Data supplied
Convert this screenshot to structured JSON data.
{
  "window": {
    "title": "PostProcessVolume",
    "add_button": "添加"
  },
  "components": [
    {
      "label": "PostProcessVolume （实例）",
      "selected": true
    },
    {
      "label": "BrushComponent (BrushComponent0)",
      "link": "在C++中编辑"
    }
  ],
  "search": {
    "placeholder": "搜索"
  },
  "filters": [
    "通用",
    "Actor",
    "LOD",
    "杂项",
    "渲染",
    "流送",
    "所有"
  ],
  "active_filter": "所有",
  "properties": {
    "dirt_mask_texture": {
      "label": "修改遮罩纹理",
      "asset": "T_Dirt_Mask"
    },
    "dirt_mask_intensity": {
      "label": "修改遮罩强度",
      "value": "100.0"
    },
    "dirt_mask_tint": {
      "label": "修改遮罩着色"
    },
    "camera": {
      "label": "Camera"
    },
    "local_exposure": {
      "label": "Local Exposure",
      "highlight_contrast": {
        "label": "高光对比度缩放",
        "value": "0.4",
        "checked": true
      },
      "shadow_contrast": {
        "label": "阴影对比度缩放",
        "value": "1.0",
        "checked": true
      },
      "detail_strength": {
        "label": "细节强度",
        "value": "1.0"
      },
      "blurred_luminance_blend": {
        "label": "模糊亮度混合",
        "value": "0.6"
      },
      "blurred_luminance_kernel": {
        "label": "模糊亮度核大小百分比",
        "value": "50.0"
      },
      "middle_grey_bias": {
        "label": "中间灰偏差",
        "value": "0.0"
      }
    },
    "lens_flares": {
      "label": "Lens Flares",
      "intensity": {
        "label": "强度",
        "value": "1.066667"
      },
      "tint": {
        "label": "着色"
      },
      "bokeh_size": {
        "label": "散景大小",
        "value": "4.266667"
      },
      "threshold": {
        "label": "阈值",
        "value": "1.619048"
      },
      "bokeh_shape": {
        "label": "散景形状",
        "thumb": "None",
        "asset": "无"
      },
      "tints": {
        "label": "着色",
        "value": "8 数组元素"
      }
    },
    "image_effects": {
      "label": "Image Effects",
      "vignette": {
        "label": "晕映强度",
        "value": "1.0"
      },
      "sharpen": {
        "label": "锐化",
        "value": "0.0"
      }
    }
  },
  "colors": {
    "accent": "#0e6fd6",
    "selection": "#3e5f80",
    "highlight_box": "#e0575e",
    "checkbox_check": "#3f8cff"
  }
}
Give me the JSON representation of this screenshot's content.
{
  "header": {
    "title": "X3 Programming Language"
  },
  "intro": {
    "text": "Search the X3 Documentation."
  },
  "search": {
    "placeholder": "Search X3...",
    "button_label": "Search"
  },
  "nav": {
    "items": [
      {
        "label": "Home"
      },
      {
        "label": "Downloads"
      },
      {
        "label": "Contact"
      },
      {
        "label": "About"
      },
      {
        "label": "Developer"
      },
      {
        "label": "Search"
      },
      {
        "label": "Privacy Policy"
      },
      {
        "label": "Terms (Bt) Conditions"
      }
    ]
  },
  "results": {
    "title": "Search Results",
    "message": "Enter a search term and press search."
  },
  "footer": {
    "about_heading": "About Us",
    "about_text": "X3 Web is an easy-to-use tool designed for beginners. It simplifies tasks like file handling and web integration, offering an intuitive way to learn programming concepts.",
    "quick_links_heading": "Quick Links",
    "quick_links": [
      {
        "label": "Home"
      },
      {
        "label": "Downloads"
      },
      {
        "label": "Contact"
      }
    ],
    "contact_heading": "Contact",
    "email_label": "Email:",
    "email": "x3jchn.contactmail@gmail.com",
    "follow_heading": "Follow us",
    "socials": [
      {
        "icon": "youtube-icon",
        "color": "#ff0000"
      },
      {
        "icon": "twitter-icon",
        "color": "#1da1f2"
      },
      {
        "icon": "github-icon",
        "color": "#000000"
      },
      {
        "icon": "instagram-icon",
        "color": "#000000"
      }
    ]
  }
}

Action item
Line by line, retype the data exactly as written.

Answer below
Convert this screenshot to structured JSON data.
{
  "window": {
    "title": "PostProcessVolume",
    "add_button": "添加"
  },
  "components": [
    {
      "label": "PostProcessVolume （实例）",
      "selected": true
    },
    {
      "label": "BrushComponent (BrushComponent0)",
      "link": "在C++中编辑"
    }
  ],
  "search": {
    "placeholder": "搜索"
  },
  "filters": [
    "通用",
    "Actor",
    "LOD",
    "杂项",
    "渲染",
    "流送",
    "所有"
  ],
  "active_filter": "所有",
  "properties": {
    "dirt_mask_texture": {
      "label": "修改遮罩纹理",
      "asset": "T_Dirt_Mask"
    },
    "dirt_mask_intensity": {
      "label": "修改遮罩强度",
      "value": "100.0"
    },
    "dirt_mask_tint": {
      "label": "修改遮罩着色"
    },
    "camera": {
      "label": "Camera"
    },
    "local_exposure": {
      "label": "Local Exposure",
      "highlight_contrast": {
        "label": "高光对比度缩放",
        "value": "0.4",
        "checked": true
      },
      "shadow_contrast": {
        "label": "阴影对比度缩放",
        "value": "1.0",
        "checked": true
      },
      "detail_strength": {
        "label": "细节强度",
        "value": "1.0"
      },
      "blurred_luminance_blend": {
        "label": "模糊亮度混合",
        "value": "0.6"
      },
      "blurred_luminance_kernel": {
        "label": "模糊亮度核大小百分比",
        "value": "50.0"
      },
      "middle_grey_bias": {
        "label": "中间灰偏差",
        "value": "0.0"
      }
    },
    "lens_flares": {
      "label": "Lens Flares",
      "intensity": {
        "label": "强度",
        "value": "1.066667"
      },
      "tint": {
        "label": "着色"
      },
      "bokeh_size": {
        "label": "散景大小",
        "value": "4.266667"
      },
      "threshold": {
        "label": "阈值",
        "value": "1.619048"
      },
      "bokeh_shape": {
        "label": "散景形状",
        "thumb": "None",
        "asset": "无"
      },
      "tints": {
        "label": "着色",
        "value": "8 数组元素"
      }
    },
    "image_effects": {
      "label": "Image Effects",
      "vignette": {
        "label": "晕映强度",
        "value": "1.0"
      },
      "sharpen": {
        "label": "锐化",
        "value": "0.0"
      }
    }
  },
  "colors": {
    "accent": "#0e6fd6",
    "selection": "#3e5f80",
    "highlight_box": "#e0575e",
    "checkbox_check": "#3f8cff"
  }
}
Give me the JSON representation of this screenshot's content.
{
  "header": {
    "title": "X3 Programming Language"
  },
  "intro": {
    "text": "Search the X3 Documentation."
  },
  "search": {
    "placeholder": "Search X3...",
    "button_label": "Search"
  },
  "nav": {
    "items": [
      {
        "label": "Home"
      },
      {
        "label": "Downloads"
      },
      {
        "label": "Contact"
      },
      {
        "label": "About"
      },
      {
        "label": "Developer"
      },
      {
        "label": "Search"
      },
      {
        "label": "Privacy Policy"
      },
      {
        "label": "Terms (Bt) Conditions"
      }
    ]
  },
  "results": {
    "title": "Search Results",
    "message": "Enter a search term and press search."
  },
  "footer": {
    "about_heading": "About Us",
    "about_text": "X3 Web is an easy-to-use tool designed for beginners. It simplifies tasks like file handling and web integration, offering an intuitive way to learn programming concepts.",
    "quick_links_heading": "Quick Links",
    "quick_links": [
      {
        "label": "Home"
      },
      {
        "label": "Downloads"
      },
      {
        "label": "Contact"
      }
    ],
    "contact_heading": "Contact",
    "email_label": "Email:",
    "email": "x3jchn.contactmail@gmail.com",
    "follow_heading": "Follow us",
    "socials": [
      {
        "icon": "youtube-icon",
        "color": "#ff0000"
      },
      {
        "icon": "twitter-icon",
        "color": "#1da1f2"
      },
      {
        "icon": "github-icon",
        "color": "#000000"
      },
      {
        "icon": "instagram-icon",
        "color": "#000000"
      }
    ]
  }
}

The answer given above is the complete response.